The International Monetary Fund (IMF) has approved Seychelles' request for emergency financial assistance, granting the island nation $31.2 million.
The line of credit will go in the Seychelles' reserve so as to sustain the island nation's financial resilience through the COVID-19 crisis.
The executive board of IMF approved the request under the Rapid Financing Instrument (RFI). Available to all member countries, the instrument provides rapid and low-access financial assistance when an urgent balance of payments is needed.
In a press conference on Friday, the governor of the Central Bank of Seychelles, Caroline Abel, said that "the finance will supplement the reserve that we have to sustain the country."
"It will prolong the length of time that we can support the market during this time in which the economy sees itself in a situation where there aren't enough economic activity bringing in foreign currency," said Abel.
Seychelles, an archipelago in the western Indian Ocean, has since March 25 banned any passenger arriving from any country on airlines or marine vessels to the island nation, with the exception of returning Seychellois citizens.

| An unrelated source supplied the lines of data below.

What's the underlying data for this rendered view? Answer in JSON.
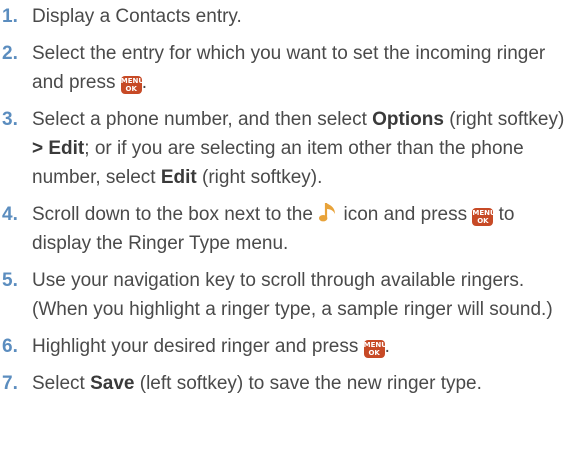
{
  "steps": [
    {
      "num": "1.",
      "text": "Display a Contacts entry."
    },
    {
      "num": "2.",
      "text_a": "Select the entry for which you want to set the incoming ringer and press ",
      "text_b": "."
    },
    {
      "num": "3.",
      "text_a": "Select a phone number, and then select ",
      "bold_a": "Options",
      "text_b": " (right softkey) ",
      "bold_b": "> Edit",
      "text_c": "; or if you are selecting an item other than the phone number, select ",
      "bold_c": "Edit",
      "text_d": " (right softkey)."
    },
    {
      "num": "4.",
      "text_a": "Scroll down to the box next to the ",
      "text_b": " icon and press ",
      "text_c": " to display the Ringer Type menu."
    },
    {
      "num": "5.",
      "text": "Use your navigation key to scroll through available ringers. (When you highlight a ringer type, a sample ringer will sound.)"
    },
    {
      "num": "6.",
      "text_a": "Highlight your desired ringer and press ",
      "text_b": "."
    },
    {
      "num": "7.",
      "text_a": "Select ",
      "bold_a": "Save",
      "text_b": " (left softkey) to save the new ringer type."
    }
  ],
  "menu_key": {
    "top": "MENU",
    "bottom": "OK"
  },
  "colors": {
    "step_number": "#5b8dbf",
    "body_text": "#4a4a4a",
    "menu_key_bg": "#c74a26",
    "note_icon": "#e8a33a"
  },
  "icons": {
    "menu_key": "menu-ok-key-icon",
    "ringer": "music-note-icon"
  }
}
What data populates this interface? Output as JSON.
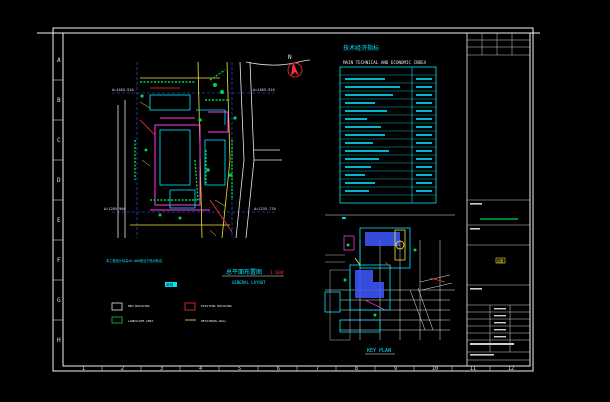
{
  "sheet": {
    "row_markers": [
      "A",
      "B",
      "C",
      "D",
      "E",
      "F",
      "G",
      "H"
    ],
    "col_markers": [
      "1",
      "2",
      "3",
      "4",
      "5",
      "6",
      "7",
      "8",
      "9",
      "10",
      "11",
      "12"
    ]
  },
  "site_plan": {
    "north_label": "N",
    "coord_labels": [
      "A=1465.910",
      "A=1465.910",
      "A=1285.900",
      "A=1235.770"
    ],
    "title_cn": "总平面布置图",
    "title_scale": "1:600",
    "title_en": "GENERAL LAYOUT",
    "note": "本工程设计标高±0.000相当于绝对标高"
  },
  "index_table": {
    "title_cn": "技术经济指标",
    "title_en": "MAIN TECHNICAL AND ECONOMIC INDEX"
  },
  "key_plan": {
    "label": "KEY PLAN"
  },
  "legend": {
    "badge": "说明",
    "items": [
      "NEW BUILDING",
      "EXISTING BUILDING",
      "LANDSCAPE AREA",
      "RETAINING WALL"
    ]
  },
  "title_block": {
    "stamp": "出图"
  },
  "colors": {
    "frame": "#f2f2f2",
    "cyan": "#00e5ff",
    "yellow": "#f5e63a",
    "magenta": "#ff3cf0",
    "green": "#00d24b",
    "red": "#ff3030",
    "blue": "#3c5aff"
  }
}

With no visitors coming from Europe, the country's largest tourism markets, and with international airlines grounded, Seychelles' tourism industry has ground to a halt.
Abel said, "We foresee that the country will not receive a lot of tourists for the rest of this year. As the Central Bank, we need to at one point or another sustain the foreign exchange market, hence, it is important to always have an insurance that should things not get better, there will be something to fall back on and sustain yourself through this difficult time."
She said the government is making sure that the extra debt does not become a burden later by making informed calculations when looking for financial assistance.
The Seychelles' finance minister, Maurice Loustau-Lalanne, said on Friday that the loan from IMF comes with an interest rate of 0.05 percent.
The government will continue with repayments of loans -- a total of $51.1 million for 2020 -- to international creditors.
"We say that the reserve will sustain us for 18 months, but should this reserve reach zero, the institution will be in grave danger, with nothing to help manage certain things, such as foreign exchange," said Abel.
A press release from IMF said the body "will continue to monitor Seychelles' situation closely and remain in close dialogue with the authorities."
"Seychelles' hard-won economic gains since the 2008 crisis, supported by successive Fund arrangements, are being eroded by the severe impact of the COVID-19 pandemic. The central bank's prompt response to provide emergency assistance will help alleviate the economic fallout," said Tao Zhang, the deputy managing director.
Zhang added that "the flexible exchange rate has served Seychelles well, and the resilience of the banking system will play a crucial role in restoring external and internal balances. The central bank should remain vigilant to potential market stress and emerging risks to financial markets."